__Task objective__: In the entries below, identify every line with the string "type" and copy it.

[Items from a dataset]
======

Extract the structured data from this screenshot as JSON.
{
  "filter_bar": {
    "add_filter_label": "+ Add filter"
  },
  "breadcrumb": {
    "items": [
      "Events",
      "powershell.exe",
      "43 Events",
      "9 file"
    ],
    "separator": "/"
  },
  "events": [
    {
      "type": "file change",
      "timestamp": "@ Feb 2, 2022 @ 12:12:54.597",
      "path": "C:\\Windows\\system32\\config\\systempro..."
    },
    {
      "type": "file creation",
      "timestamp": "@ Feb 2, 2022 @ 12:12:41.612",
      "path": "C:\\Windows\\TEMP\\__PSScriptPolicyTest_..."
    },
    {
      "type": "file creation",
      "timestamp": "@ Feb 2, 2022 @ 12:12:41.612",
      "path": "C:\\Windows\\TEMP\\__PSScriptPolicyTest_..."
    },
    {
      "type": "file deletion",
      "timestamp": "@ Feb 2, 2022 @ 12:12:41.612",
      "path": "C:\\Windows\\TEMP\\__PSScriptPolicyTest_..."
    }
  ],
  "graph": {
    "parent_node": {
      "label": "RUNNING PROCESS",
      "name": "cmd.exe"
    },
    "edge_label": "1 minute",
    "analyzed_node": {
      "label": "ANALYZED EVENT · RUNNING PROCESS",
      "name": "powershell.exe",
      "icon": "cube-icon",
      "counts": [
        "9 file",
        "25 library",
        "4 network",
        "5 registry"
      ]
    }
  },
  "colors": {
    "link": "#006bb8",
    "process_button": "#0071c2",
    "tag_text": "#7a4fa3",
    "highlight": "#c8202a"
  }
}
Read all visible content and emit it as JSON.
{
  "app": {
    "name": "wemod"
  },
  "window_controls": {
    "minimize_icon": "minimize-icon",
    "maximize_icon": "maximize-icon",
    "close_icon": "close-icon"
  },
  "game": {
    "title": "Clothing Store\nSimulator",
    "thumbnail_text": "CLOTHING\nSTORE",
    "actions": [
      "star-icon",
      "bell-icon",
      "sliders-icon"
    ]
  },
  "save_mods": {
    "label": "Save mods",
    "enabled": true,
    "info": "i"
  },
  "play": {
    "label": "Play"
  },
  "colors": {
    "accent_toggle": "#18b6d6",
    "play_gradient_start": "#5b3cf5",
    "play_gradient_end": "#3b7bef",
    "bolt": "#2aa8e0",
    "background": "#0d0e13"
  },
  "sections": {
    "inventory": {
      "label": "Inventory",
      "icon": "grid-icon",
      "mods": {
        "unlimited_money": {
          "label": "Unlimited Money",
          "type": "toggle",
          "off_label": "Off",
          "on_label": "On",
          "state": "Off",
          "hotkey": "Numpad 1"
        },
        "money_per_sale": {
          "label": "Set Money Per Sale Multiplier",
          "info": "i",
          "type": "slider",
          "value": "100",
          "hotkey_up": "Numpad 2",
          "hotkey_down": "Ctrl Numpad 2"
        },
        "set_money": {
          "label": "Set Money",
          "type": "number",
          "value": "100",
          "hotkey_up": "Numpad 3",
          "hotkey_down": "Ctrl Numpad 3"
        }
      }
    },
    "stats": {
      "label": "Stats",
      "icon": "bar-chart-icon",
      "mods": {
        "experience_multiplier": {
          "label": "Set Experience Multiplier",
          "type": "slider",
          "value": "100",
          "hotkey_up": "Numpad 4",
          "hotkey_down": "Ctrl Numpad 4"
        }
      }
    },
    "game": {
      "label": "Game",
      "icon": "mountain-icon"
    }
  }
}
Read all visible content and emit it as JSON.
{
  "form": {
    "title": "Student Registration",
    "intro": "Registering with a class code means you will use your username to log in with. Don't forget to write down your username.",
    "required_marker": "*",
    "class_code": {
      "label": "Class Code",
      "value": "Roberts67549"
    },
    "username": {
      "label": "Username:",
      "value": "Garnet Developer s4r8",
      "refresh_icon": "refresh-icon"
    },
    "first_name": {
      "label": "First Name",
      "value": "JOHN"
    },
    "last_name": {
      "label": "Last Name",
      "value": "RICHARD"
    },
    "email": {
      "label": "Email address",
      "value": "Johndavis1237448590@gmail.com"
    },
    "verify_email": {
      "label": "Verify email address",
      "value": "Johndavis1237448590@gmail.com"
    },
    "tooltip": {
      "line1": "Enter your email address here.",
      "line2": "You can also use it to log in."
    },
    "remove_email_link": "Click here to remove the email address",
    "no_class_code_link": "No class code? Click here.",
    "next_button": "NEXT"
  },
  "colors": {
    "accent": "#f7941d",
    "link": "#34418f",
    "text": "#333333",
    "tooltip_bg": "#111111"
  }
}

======

__Output of the task__:
      "type": "file change",
      "type": "file creation",
      "type": "file creation",
      "type": "file deletion",
          "type": "toggle",
          "type": "slider",
          "type": "number",
          "type": "slider",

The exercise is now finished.